A bronze nymph in the gardens of Chirk Castle[1]

Andrea Carlo Lucchesi (November 1860 — 1924)[2] was an Anglo-Italian sculptor, born and trained in London, who had a career in the United Kingdom as an exponent of the naturalistic and symbolist "New Sculpture".[3] His portrait of Queen Victoria is on the facade of the Art Gallery, at Bath.[4] Lucchesi received his early training from his father, also a sculptor, and at the West London School of Art; he first exhibited at the Royal Academy in 1881. In 1882 his Waif won him acceptance at the Royal Academy schools, where he remained five years (1881–86). He was a member of the Art Workers Guild, established in 1884 to promote the "unity of the arts" [5]

Lucchesi specialised in the female nude, naturalistically represented under allegorical titles, such as Destiny[6] and the undisguisedly erotic Myrtle's Altar (1899), manifesting clear influences of Art Nouveau and, in the finely modelled symbolic representations of crown, sword, spilled bag of coins, of Symbolism.[7] In addition to his own work, he assisted Henry Hugh Armstead and Edward Onslow Ford, and provided models for electroplate silverware by Elkington & Company and the Crown Jewelers, Garrard's. He also produced portrait busts: his bronze bust of Sir John Franklin (1898) is conserved at the National Portrait Gallery, London.[8]

Notes[edit]

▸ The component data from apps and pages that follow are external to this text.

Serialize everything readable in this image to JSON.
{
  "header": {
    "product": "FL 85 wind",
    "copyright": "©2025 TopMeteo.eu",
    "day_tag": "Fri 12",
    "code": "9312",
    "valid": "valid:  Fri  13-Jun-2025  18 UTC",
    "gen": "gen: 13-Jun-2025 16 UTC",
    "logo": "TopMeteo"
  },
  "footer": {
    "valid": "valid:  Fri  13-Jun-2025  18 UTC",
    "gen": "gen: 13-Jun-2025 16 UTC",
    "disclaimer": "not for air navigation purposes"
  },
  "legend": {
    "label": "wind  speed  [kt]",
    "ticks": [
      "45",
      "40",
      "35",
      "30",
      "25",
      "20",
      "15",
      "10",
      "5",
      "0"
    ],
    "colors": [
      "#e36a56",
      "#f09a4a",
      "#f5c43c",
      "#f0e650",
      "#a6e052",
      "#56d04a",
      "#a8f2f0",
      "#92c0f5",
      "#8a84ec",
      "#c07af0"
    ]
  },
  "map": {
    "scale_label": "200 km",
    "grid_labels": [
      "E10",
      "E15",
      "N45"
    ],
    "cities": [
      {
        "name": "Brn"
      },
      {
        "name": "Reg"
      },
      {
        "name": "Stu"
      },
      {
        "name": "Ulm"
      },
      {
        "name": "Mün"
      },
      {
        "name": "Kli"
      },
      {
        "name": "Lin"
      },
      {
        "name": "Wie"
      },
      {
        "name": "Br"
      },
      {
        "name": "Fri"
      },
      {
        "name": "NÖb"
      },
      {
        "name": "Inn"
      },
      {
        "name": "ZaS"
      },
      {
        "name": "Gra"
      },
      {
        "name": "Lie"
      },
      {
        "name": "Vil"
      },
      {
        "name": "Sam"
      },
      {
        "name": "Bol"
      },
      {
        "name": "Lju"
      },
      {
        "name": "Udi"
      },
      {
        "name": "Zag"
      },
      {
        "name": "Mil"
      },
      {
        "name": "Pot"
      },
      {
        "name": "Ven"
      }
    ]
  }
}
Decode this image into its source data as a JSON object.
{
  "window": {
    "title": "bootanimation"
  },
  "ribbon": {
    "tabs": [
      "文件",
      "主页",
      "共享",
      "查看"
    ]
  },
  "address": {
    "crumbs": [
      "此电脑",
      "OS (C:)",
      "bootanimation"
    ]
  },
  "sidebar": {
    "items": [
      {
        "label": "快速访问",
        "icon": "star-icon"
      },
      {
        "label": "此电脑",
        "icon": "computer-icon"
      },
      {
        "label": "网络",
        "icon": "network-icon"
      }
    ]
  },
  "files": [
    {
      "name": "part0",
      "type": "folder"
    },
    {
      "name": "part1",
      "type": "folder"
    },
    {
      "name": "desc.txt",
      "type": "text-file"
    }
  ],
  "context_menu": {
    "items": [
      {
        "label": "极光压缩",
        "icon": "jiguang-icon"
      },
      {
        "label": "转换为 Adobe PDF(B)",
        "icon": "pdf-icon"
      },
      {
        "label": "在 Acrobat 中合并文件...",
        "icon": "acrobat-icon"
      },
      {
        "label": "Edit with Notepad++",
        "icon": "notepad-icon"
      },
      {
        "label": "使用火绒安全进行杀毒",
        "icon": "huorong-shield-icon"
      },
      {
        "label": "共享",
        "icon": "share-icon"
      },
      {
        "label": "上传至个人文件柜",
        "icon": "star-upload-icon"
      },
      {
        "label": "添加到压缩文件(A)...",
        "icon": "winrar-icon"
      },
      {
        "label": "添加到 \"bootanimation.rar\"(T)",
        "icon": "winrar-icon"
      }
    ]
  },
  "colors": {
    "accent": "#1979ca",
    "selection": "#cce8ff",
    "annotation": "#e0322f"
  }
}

  1. ^ GardenGuide: Chirk Castle; sculptures were introduced into the gardens at Chirk by Lord and Lady Howard de Walden, after 1911; the sculptor's name is given as "Antonio Luchessi".
  2. ^ Dates given by the National Portrait Gallery, London
  3. ^ Susan Beattie, The New Sculpture, (Yale University Press) 1983:180, illus. pl. 182
  4. ^ Andrea Carlo Lucchesi; Andrea Carlo Lucchesi
  5. ^ Terry Cavanagh and Allison Yarrington, Public Sculpture of Leicestershire and Rutland (Liverpool University Press), 2000:375 (brief biographical notes).
  6. ^ Destiny received a gold medal at Dresden, 1895, and another at the Exposition Universelle, Paris 1900 (Cavanagh and Yarrington 2000).
  7. ^ Bronze reduction of Myrtle's Altar
  8. ^ National Portrait Gallery: Andrea Carlo Lucchesi